We invite you to submit analytical papers, technical notes and scientific reports on the following four broad themes:
Central clearing and reducing systemic risk
- The scope of the central clearing mandate: have we set the boundary in the right place?
- Has the new regulatory environment achieved its objectives in terms of incentives?
- When is central clearing the optimal solution for reducing systemic risk?
- How do CCPs respond to a global shock?
- What are the consequences of the new regulatory landscape for the trading of OTC derivatives?
- What are the systemic risk consequences of CCPs themselves becoming more systemic?
- Is there a trade-off between macro-prudential and micro-prudential objectives? How can pro-cyclicality be managed?
Managing counterparty credit risk in OTC derivatives markets
- What are the risk management models used by CCPs clearing OTC derivatives? Are they sufficiently robust?
- How do CCPs manage their liquidity and financial risks? Do the CPSS-IOSCO Principles for financial market infrastructures provide sufficient guidance (in terms of ensuring both robustness and a level playing field)? Are there incentives to lower the cost of liquidity management (e.g. through cross-margining)?
- Bilateral clearing: are the risk management models robust?
- Capital and collateral requirements: is there a well-balanced trade-off between security and costs for the financial system?
- How might the different architecture for clearing and settlement affect risk?
Collateral needs stemming from central and bilateral clearing
- Determinants of collateral: how does the OTC derivatives reform contribute?
- Is collateral scarce? Potential cross-market effects and how to avoid collateral “traps”.
- Is there a trade-off between velocity of collateral and financial stability?
- What are the main market-led changes in collateral management? Do they create new systemic risks?
- Has transparency in OTC derivatives markets increased? And has this been instrumental in reducing systemic risk?
- Reflections on the transparency/liquidity trade-off.
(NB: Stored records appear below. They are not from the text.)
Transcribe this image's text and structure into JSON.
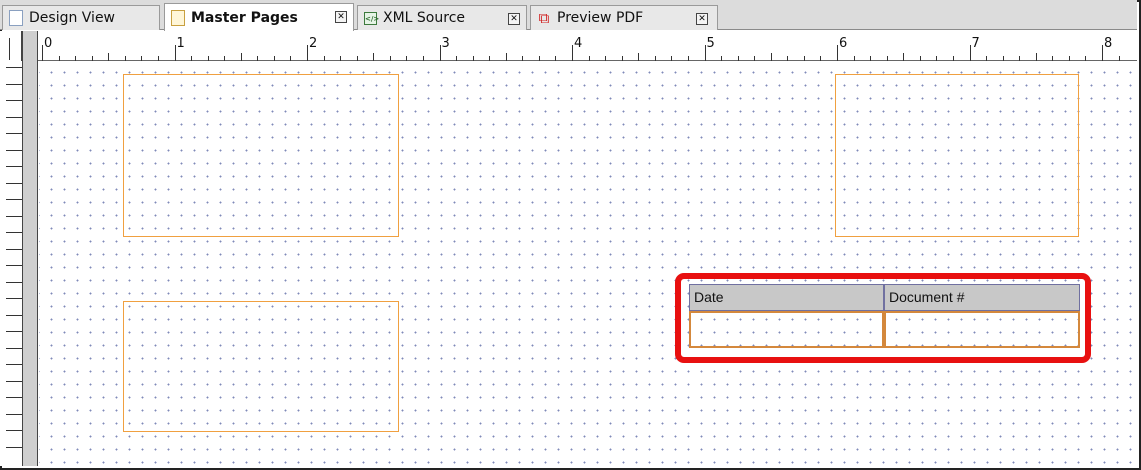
{
  "tabs": [
    {
      "label": "Design View",
      "icon": "document-icon",
      "active": false,
      "closable": false
    },
    {
      "label": "Master Pages",
      "icon": "master-page-icon",
      "active": true,
      "closable": true
    },
    {
      "label": "XML Source",
      "icon": "xml-icon",
      "active": false,
      "closable": true
    },
    {
      "label": "Preview PDF",
      "icon": "pdf-icon",
      "active": false,
      "closable": true
    }
  ],
  "ruler": {
    "labels": [
      "0",
      "1",
      "2",
      "3",
      "4",
      "5",
      "6",
      "7",
      "8"
    ]
  },
  "table": {
    "headers": [
      "Date",
      "Document #"
    ],
    "rows": [
      [
        "",
        ""
      ]
    ]
  },
  "colors": {
    "frame_border": "#f0a040",
    "highlight": "#e81010",
    "header_fill": "#c8c8c8"
  }
}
- What have we learned from the newly available data (e.g. from trade repositories)?
- What are the outstanding restrictions and data gaps?
Papers, in the form of at least an extended abstract, should be submitted to email@example.com, 1072-OTC-REFORM-UT@banque-france.fr and to firstname.lastname@example.org by 20 April 2013. Each presentation will be assigned a discussant.